= YOUR ASSIGNMENT =
Your response should be a copy of each line in the listing below that includes the word "Flames".

= GIVEN RECORDS =
# # # # # # #
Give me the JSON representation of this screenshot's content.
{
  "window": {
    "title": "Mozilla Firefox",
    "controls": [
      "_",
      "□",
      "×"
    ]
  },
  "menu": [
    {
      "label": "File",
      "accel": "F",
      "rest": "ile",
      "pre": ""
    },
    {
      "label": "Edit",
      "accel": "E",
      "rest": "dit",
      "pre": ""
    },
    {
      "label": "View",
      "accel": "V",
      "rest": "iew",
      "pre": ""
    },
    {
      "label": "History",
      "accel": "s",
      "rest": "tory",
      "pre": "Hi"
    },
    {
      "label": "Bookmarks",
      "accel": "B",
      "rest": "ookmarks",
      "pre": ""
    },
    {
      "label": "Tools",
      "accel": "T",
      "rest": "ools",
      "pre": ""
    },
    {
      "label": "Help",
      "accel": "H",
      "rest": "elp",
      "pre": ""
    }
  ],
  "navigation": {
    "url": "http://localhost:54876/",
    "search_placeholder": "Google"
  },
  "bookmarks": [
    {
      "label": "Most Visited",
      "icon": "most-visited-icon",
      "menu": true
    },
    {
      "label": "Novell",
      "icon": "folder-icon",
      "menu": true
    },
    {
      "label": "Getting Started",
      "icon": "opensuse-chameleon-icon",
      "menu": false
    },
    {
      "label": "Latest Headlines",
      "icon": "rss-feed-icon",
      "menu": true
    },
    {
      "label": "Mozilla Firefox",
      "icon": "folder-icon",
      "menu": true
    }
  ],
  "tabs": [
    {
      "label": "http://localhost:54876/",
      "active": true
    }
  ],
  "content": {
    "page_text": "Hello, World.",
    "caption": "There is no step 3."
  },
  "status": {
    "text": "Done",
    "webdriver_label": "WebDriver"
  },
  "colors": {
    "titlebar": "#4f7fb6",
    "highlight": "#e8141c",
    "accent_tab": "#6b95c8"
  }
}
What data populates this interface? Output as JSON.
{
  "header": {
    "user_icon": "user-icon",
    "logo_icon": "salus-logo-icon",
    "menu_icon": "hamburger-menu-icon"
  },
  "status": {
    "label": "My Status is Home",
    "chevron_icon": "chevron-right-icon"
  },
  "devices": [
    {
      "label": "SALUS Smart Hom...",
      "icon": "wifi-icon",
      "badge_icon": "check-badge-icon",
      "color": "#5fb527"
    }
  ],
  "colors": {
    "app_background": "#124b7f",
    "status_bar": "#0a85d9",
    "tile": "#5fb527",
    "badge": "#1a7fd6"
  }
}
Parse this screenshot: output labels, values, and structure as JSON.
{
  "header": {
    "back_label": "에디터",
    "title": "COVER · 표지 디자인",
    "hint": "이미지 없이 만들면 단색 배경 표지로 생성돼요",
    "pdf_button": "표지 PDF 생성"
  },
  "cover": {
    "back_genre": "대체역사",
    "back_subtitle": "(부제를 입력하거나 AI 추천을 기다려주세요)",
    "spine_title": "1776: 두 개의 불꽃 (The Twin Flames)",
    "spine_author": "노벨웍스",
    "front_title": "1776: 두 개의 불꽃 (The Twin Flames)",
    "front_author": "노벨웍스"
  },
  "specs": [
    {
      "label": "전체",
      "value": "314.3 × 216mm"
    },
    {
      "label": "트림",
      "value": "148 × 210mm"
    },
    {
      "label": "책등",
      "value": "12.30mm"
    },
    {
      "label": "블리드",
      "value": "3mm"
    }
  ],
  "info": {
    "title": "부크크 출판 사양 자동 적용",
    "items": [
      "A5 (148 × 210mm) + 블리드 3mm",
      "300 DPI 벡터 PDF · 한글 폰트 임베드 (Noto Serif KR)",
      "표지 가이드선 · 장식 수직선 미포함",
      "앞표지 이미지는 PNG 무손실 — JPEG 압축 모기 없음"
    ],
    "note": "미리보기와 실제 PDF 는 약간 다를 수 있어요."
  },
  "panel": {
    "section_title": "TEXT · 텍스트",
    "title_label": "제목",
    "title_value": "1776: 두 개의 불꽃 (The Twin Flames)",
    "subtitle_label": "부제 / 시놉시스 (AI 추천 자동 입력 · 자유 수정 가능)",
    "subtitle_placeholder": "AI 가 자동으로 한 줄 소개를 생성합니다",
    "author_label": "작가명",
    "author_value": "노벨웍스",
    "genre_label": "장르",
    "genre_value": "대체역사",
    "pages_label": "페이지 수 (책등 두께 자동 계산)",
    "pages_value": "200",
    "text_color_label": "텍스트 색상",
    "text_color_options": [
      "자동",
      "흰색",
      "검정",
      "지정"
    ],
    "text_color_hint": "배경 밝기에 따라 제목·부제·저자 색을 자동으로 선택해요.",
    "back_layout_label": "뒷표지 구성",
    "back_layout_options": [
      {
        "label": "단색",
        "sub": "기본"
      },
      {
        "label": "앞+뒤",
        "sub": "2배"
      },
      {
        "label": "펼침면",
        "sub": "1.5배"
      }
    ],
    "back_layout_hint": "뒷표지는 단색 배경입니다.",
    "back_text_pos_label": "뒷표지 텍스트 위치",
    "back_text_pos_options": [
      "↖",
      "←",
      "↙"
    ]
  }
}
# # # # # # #
= ANSWER BELOW =
    "spine_title": "1776: 두 개의 불꽃 (The Twin Flames)",
    "front_title": "1776: 두 개의 불꽃 (The Twin Flames)",
    "title_value": "1776: 두 개의 불꽃 (The Twin Flames)",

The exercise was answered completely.